Edward Hale Tidwell
Tidwell, approximately 1981
Date reported missing : 12/14/1981
Missing location (approx) :
Missing classification : Endangered Missing
Gender : Male
DOB : 03/20/1950 (71)
Age at the time of disappearance: 31 years old
Height / Weight : 5'11 - 6'1, 160 pounds
Description, clothing, jewerly and more : Size 32x34 or 33x34 blue jeans, size 9 or 10 black leather steel-toed lace-up boots with no hooks, and white cotton socks with green and red tops.
Distinguishing characteristics, birthmarks, tattoos
: Caucasian male. Brown hair, blue eyes. Tidwell has scars on his right knee and right arm, a surgical scar on his abdomen at the front, and a scar from a stab wound on the upper left side of his abdomen. His nose has been broken several times and he has a tattoo saying "13 1/2 / 12 jury" on his left upper arm. His nickname is Eddy.

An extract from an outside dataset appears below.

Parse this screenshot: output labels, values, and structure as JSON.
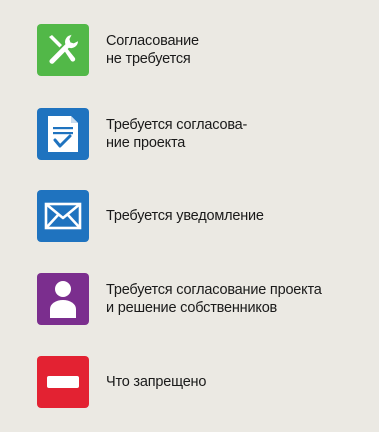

Information on the case from local sources, may or may not be correct : Tidwell was last seen in Marion, Kentucky on December 14, 1981. He told his wife he was going to see a man in Sturgis, Kentucky about a job. He may have planned to buy alcohol there, and may have been intoxicated at the time of his disappearance. He left driving a yellow 1974 Chevrolet Bel Air with the front windshield cracked on the right side, rust spots in the front, and the Kentucky license plate number AKV 215.
Tidwell had previously worked as a river deckhand for several river-related businesses, but he wasn't working at the time of his disappearance and had applied for unemployment benefits. The man he was supposed to see may have been a foreman from a river industry business in southern Illinois, but he has never been identified.
Tidwell had no criminal record and no indications of trouble in his life. He left behind a wife and two young daughters. He was declared legally dead some time after his disappearance. His case remains unsolved.
Other information and links : ncy
Kentucky State Police
September 2021 updates and sources
A missing person is a person who has disappeared and whose status as alive or dead cannot be confirmed as their location and condition are not known. A person may go missing through a voluntary disappearance, or else due to an accident, crime, death in a location where they cannot be found (such as at sea), or many other reasons. In most parts of the world, a missing person will usually be found quickly. While criminal abductions are some of the most widely reported missing person cases, these account for only 2–5% of missing children in Europe.
By contrast, some missing person cases remain unresolved for many years. Laws related to these cases are often complex since, in many jurisdictions, relatives and third parties may not deal with a person's assets until their death is considered proven by law and a formal death certificate issued. The situation, uncertainties, and lack of closure or a funeral resulting when a person goes missing may be extremely painful with long-lasting effects on family and friends.
Several organizations seek to connect, share best practices, and disseminate information and imAge at the time of disappearance: s of missing children to improve the effectiveness of missing children investigations, including the International Commission on Missing Persons, the International Centre for Missing & Exploited Children (ICMEC), as well as national organizations, including the National Center for Missing & Exploited Children in the US, Missing People in the UK, Child Focus in Belgium, and The Smile of the Child in Greece.
The Doe Network
Allen County Public Library Genealogy Center
October 12, 2004. January 27, 2017; DOB : added.
Interactive Missing Person Search Map